This second “taste” of Peter F. Hamilton’s short works was even more intriguing than the first, and since it introduces many of the elements of his massive novels – in particular the Night’s Dawn trilogy – it encouraged me even more to take the jump or, as some of my fellow bloggers defined it, to overcome author intimidation.
A Second Chance at Eden is a collection of short stories, but the one that truly fascinated me is the one from which the book draws its title: once more I encountered a murder mystery, as was the case with Watching Trees Grow, but it was completely different, starting with the background in which the investigation takes place.
Eden is a peculiar habitat created from bitek – genetically engineered living matter with the ability to adapt to specific uses and to grow like any living creature, to the point it can develop sentience and can communicate with its human population through affinity, a bond that is created through the insertion of specialized material in any given subject, or genetically programmed in a fetus. Affinity allows a form of telepathic communication between humans and the habitat’s personality, and the control of servitors – specially bred monkeys devoted to al menial tasks.
At the start of the story, Earth is a place devastated by climate upheavals, where life is possible only in arcologies – city enclaves shielded from the fiery elements, where however crime is rife and the quality of everyday existence is poor. Harvey Parfitt is the new Chief of Eden’s police force: he arrives at the habitat with his estranged wife and two teenaged children, and is immediately confronted with the murder of one of the habitat’s founding scientists, a very unbelievable murder, since it was committed by one of the chimp servitors – something no one had though possible until that moment.
Through Parfitt’s search for the guilty party we learn about this “brave new world”, a fascinating place of wonders, a new frontier for humanity and – as the title suggests – the opportunity to do things right, and correct the mistakes of the past. No paradise is free from snakes, however, as the murder shows with merciless brutality, and human greed is always there to spread its taint: at some point someone says that there will always be need for enforcers, human nature being what it is.
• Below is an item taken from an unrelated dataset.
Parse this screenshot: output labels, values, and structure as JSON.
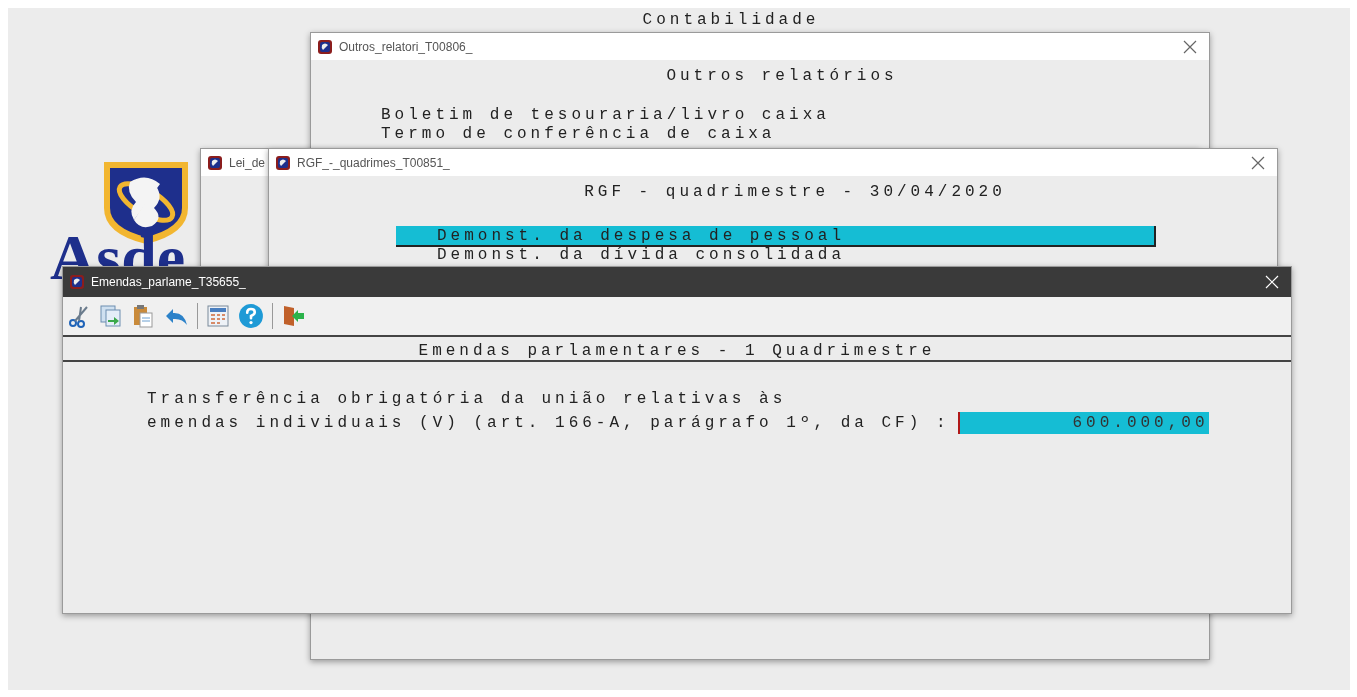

What makes this story stand out, though, is the effect that such technological advances are going to have on humanity, and the division they create between opposing philosophies: such contrasting points of view are embodied in the Parfitt family, where the chief’s teenaged children take to the new way of life like fish to water, while their mother – a staunch believer in the Church’s edicts – rejects anything “unnatural” as affinity or even the new surroundings, with poor Harvey caught in the middle. I liked how Hamilton presented all the sides of this new era at its very beginning, and the way he showed the different paths humanity would take from this point on: a brief search confirmed that I would find many of the elements presented here in his more complex work, and this made me quite eager to start this… adventure.
At the end of the day, the murder investigation takes second place and I found myself more interested in the social and technological changes engendered by the discoveries presented here, rather than finding out who was the real murderer, even though I must admit that I did not expect the final twist concerning one of the main characters, a choice that was both saddening and baffling.
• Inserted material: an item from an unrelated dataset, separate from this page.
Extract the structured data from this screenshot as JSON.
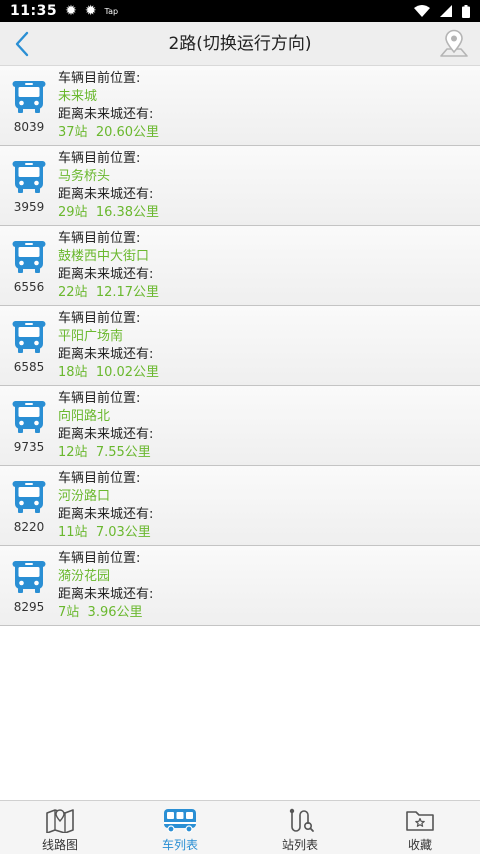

After this intriguing experience, I was more than ready to tackle Hamilton’s more hefty novels: I will post a review for The Reality Dysfunction in a short while…